“The sad part is, who becomes the bad guy?” Carmouche said. “I go down to the Legislature and landowners, for suing oil companies, are called (for) filing frivolous lawsuits, committing fraud, holding oil companies hostage?”
Indeed, Jindal recently emphasized the idea that another legislative fix was needed to stop “frivolous” legacy lawsuits, even though there is already law in place to punish plaintiffs for bringing frivolous cases and no legacy case has ever been found in violation.
Nothing may capture the ludicrous nature of the impasse better than an arcane legal lecture given by a petroleum engineer in 2006.
Oil industry lobbyists and tort reform groups have used video clips of consultant Bill Griffin, the star plaintiff’s witness in the first big legacy lawsuit, to allege a dastardly trial lawyer plot to raid Big Oil’s “deep pockets” and unfairly blame them for damage they had nothing to do with.
Griffin even offers a PowerPoint with his “11-step plan on how to win this lottery.”
The idea is that it’s a real window into the way some trial lawyers build their cases, and it may be. But a little digging reveals that Griffin is actually speaking to a conference of oilmen and industry attorneys, and viewing the full, unedited video shows that Griffin has changed sides.
“I don’t know how I’m coming across, but I actually defend these things,” he says at one point, drawing relieved laughter from the pro-oil crowd.

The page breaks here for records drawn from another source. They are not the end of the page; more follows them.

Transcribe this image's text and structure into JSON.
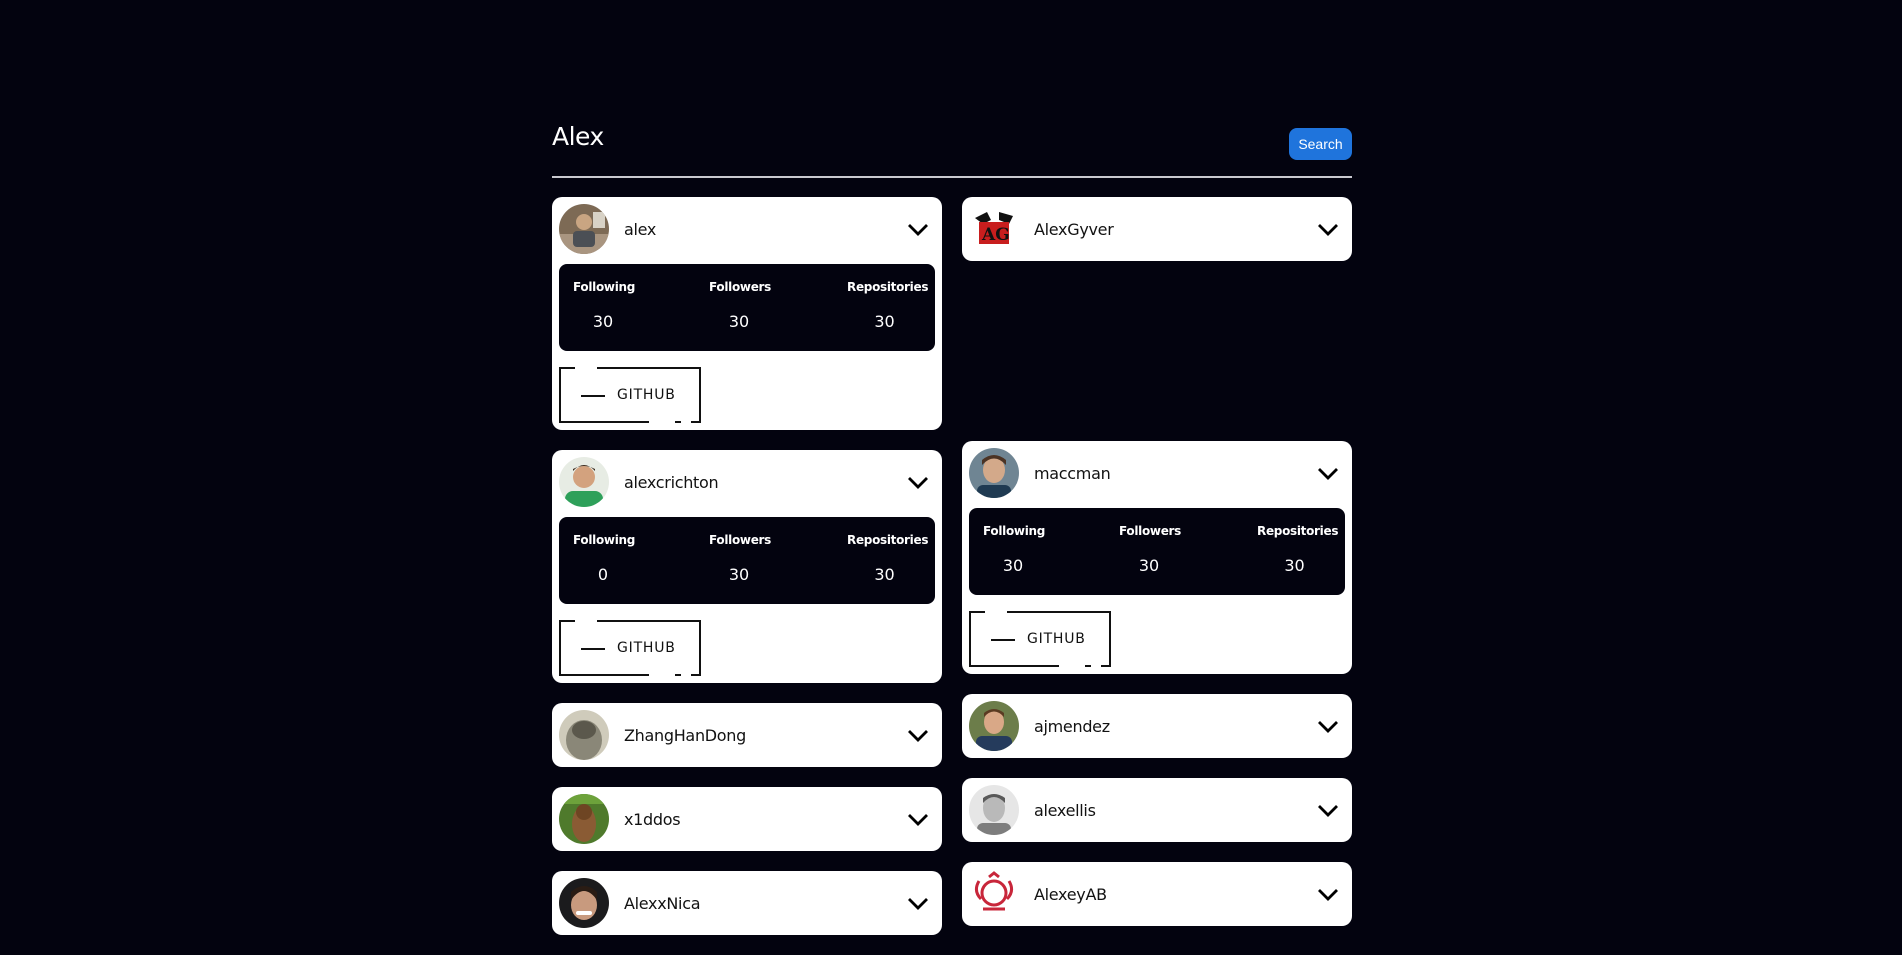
{
  "search": {
    "value": "Alex",
    "button_label": "Search"
  },
  "stat_labels": {
    "following": "Following",
    "followers": "Followers",
    "repositories": "Repositories"
  },
  "github_label": "GITHUB",
  "users": [
    {
      "login": "alex",
      "expanded": true,
      "following": "30",
      "followers": "30",
      "repositories": "30"
    },
    {
      "login": "AlexGyver",
      "expanded": false
    },
    {
      "login": "alexcrichton",
      "expanded": true,
      "following": "0",
      "followers": "30",
      "repositories": "30"
    },
    {
      "login": "maccman",
      "expanded": true,
      "following": "30",
      "followers": "30",
      "repositories": "30"
    },
    {
      "login": "ZhangHanDong",
      "expanded": false
    },
    {
      "login": "ajmendez",
      "expanded": false
    },
    {
      "login": "x1ddos",
      "expanded": false
    },
    {
      "login": "alexellis",
      "expanded": false
    },
    {
      "login": "AlexxNica",
      "expanded": false
    },
    {
      "login": "AlexeyAB",
      "expanded": false
    }
  ]
}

Griffin did not respond to several phone calls seeking comment.